» **WORK ORDER**:
Each line of the listing that contains "Type" should be found and copied.

» **EXERCISE INPUTS**:
******
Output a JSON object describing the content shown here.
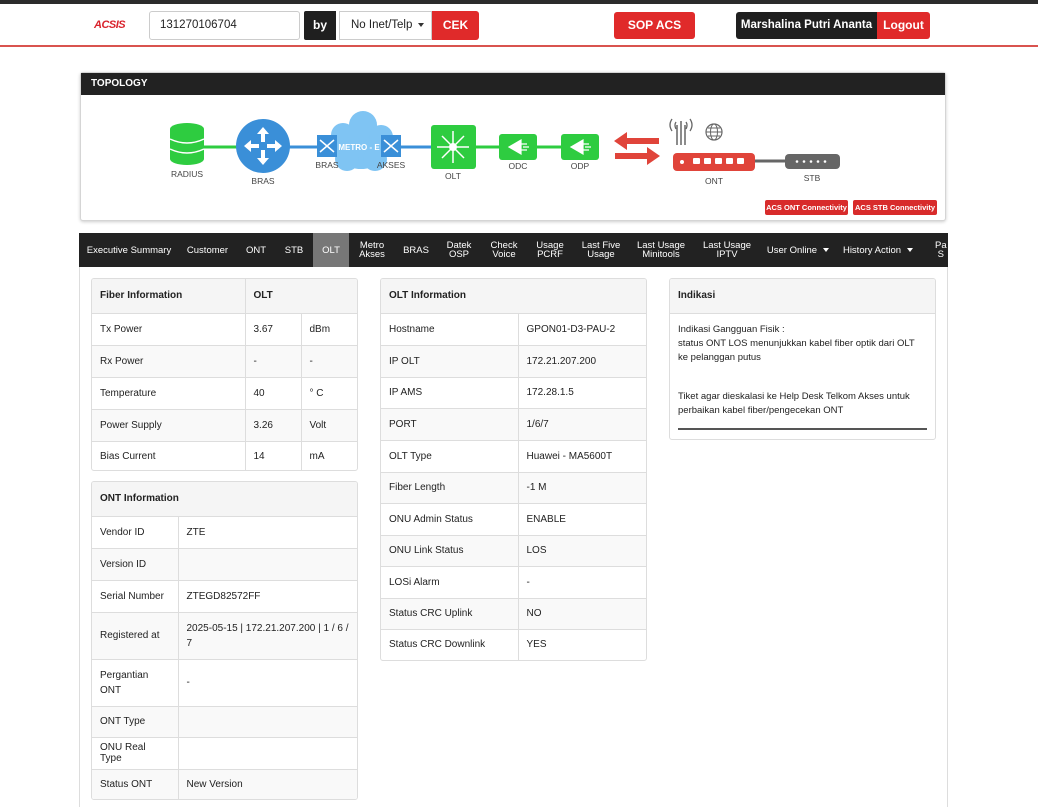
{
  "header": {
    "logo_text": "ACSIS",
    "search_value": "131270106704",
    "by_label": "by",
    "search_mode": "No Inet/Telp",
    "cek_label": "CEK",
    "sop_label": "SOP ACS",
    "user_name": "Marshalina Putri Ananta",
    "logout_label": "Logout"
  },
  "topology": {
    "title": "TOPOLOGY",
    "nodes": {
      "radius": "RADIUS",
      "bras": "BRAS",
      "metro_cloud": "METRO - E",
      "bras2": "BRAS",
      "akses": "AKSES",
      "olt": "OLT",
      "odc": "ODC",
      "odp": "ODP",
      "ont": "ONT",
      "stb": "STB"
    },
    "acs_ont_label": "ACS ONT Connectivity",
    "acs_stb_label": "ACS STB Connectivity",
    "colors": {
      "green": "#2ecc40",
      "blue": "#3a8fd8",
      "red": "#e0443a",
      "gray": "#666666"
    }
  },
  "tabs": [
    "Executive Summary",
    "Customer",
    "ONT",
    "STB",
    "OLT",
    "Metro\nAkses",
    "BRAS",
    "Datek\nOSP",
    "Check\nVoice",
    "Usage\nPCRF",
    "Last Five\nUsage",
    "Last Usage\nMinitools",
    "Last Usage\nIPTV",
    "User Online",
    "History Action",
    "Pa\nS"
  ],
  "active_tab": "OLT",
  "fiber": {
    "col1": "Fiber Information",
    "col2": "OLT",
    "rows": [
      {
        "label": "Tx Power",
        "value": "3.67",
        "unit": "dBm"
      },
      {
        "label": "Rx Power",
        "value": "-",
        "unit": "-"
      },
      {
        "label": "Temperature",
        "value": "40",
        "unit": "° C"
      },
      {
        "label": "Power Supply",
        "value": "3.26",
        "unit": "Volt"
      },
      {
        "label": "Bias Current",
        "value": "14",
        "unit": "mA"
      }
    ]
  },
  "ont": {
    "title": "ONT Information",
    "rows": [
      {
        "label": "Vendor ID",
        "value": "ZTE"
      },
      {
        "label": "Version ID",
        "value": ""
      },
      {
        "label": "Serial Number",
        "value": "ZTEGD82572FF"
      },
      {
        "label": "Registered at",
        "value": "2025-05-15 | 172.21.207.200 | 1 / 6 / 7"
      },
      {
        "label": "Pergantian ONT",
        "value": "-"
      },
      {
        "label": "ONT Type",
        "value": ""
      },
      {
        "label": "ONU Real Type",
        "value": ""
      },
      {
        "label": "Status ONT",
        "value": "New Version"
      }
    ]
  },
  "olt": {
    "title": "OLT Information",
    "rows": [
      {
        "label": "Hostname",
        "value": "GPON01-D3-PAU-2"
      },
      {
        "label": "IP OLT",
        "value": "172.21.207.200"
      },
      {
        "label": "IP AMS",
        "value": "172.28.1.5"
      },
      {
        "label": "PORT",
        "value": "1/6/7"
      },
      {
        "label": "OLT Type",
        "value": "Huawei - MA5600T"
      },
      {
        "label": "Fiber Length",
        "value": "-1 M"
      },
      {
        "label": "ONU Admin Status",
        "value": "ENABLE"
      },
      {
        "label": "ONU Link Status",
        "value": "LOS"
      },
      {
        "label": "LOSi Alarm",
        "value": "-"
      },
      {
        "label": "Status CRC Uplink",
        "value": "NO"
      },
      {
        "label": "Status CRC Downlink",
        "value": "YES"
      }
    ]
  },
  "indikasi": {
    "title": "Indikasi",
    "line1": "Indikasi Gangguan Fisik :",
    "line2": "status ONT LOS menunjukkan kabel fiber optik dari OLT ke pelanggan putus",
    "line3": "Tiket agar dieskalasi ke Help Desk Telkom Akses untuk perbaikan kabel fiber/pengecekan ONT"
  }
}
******
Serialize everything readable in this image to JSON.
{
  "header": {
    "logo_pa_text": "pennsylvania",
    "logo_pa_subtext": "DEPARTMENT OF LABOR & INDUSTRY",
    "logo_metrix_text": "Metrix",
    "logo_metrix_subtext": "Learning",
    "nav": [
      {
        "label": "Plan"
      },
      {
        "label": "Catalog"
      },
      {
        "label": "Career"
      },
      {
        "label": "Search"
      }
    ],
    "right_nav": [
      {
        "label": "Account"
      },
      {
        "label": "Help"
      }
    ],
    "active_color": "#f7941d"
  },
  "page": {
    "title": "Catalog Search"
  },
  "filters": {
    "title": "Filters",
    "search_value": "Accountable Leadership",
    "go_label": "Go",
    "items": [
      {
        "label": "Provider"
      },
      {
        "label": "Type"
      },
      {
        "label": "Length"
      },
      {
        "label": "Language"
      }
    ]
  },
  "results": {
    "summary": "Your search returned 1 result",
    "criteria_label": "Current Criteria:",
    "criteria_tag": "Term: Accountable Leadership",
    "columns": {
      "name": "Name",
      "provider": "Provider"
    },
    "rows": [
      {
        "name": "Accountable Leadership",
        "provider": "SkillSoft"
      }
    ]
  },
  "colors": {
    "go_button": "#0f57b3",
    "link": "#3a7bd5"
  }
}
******
» **OUTPUT OF THE EXERCISE**:
        "label": "ONT Type",
        "label": "ONU Real Type",
        "label": "OLT Type",
        "label": "Type"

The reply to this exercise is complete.